According to the World Health Organization (WHO), Malaria causes an estimated 660,000 deaths each year worldwide. Presently, there is no available vaccine for this mosquito-borne disease—only preventative measures, such as bed nets, insecticides, and anti-malarial pills, which have had a limited effect. However, in a considerable step forward, the British drug company GlaxoSmithKline (GSK) announced that they were seeking regulatory approval for the world’s first malaria vaccine: RTS,S.
According to David Poland, senior communications officer at the Program for Appropriate Technology in Health (PATH) Malaria Vaccine Initiative, RTS,S is the scientific name given to this malaria vaccine candidate. The name represents its composition. Poland explained that the aim of the RTS,S vaccine is to trigger the immune system to defend against the deadly malaria parasite Plasmodium falciparum when it enters the bloodstream. It’s designed to prevent the parasite from infecting, maturing, and multiplying in the liver, after which the parasite re-enters the bloodstream and infects red blood cells, leading to the disease symptoms.
“Among the many components found in the RTS,S vaccine, the specific combination of a protein known as the Circumsporozoite protein (CSP) with the hepatitis B antigen is what appears to make it efficacious,” Poland said.
According to Poland, the RTS,S vaccine has been in development for more than 20 years. The vaccine was created in 1987 by scientists working at the GSK laboratories, and it wasn’t until 1995 that the first clinical tests for the vaccine began in the United States. In January 2001, GSK and the PATH Malaria Vaccine Initiative (MVI), with grants from the Bill & Melinda Gates Foundation, entered into a public-private partnership to develop an RTS,S-based vaccine for infants and young children living in malaria-endemic regions in sub-Saharan Africa.
Before the vaccine is introduced, the candidate drug must be assessed for its safety and efficacy profile. This is accomplished through a clinical trial. Specifically, there are three trials (Phase I, II, and III) that evaluate the safety and efficacy by testing the vaccine on various sample sizes. The trials must be designed in consultation with appropriate regulatory authorities and the World Health Organization (WHO). Each phase can be thought of as a pole vault—when the vaccine clears one phase, the bar advances to a higher height, until either the vaccine fails to prove efficacy, or it clears all three phases. According to Poland, the company is at Phase III of the clinical trial.
The Phase III efficacy trial of RTS,S started in May 2009 and is still underway at 11 sites in seven African countries (Burkina Faso, Gabon, Ghana, Kenya, Malawi, Mozambique, and Tanzania) with 15,460 infants and young children participating. According to the MVI, this is the largest malaria vaccine trial in Africa to date. Outlined in the press release published last month by GSK and MVI, researchers enrolled two groups of participants: infants aged 6 to 12 weeks and children aged 5 to 17 months.

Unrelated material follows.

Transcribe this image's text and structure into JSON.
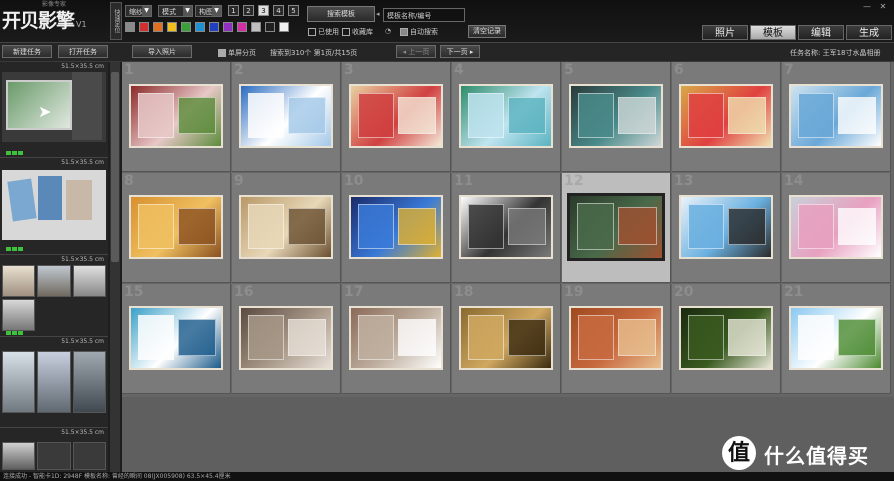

The participants initially received three doses of either RTS,S or a “control vaccine,” allowing researchers to evaluate the efficacy of the vaccine on a large scale, while continuing to monitor safety and potential side-effects during the 18 months of follow up.
“To date, this trial has indicated that the RTS,S vaccine candidate is safe to administer to young children and provides some protection against malaria disease,” Poland said.
Specifically, the trial has shown that the RTS,S vaccine candidate has an acceptable “safety and tolerability profile” and that based on 18 months of follow-up after their third injection, it reduces clinical malaria cases by 56 per cent in young children 5-17 months of age and by about 31 per cent in infants 6-12 weeks of age. “The potential public health impact is noteworthy,” Poland added.
“The next steps in RTS,S development come in 2014, when we expect to complete this trial and fully analyze the data” Poland explained. “In 2014, the pharmaceutical partner on RTS,S development, GSK, will also be filing for a regulatory opinion with the European Medicines Agency (EMA).”
“If the opinion is supportive, the World Health Organization has indicated that a policy recommendation for the RTS,S malaria vaccine candidate would be possible as early as 2015,” Poland said. “[This will] pave the way for decisions by African nations regarding large-scale implementation of the vaccine through their national immunization programs.”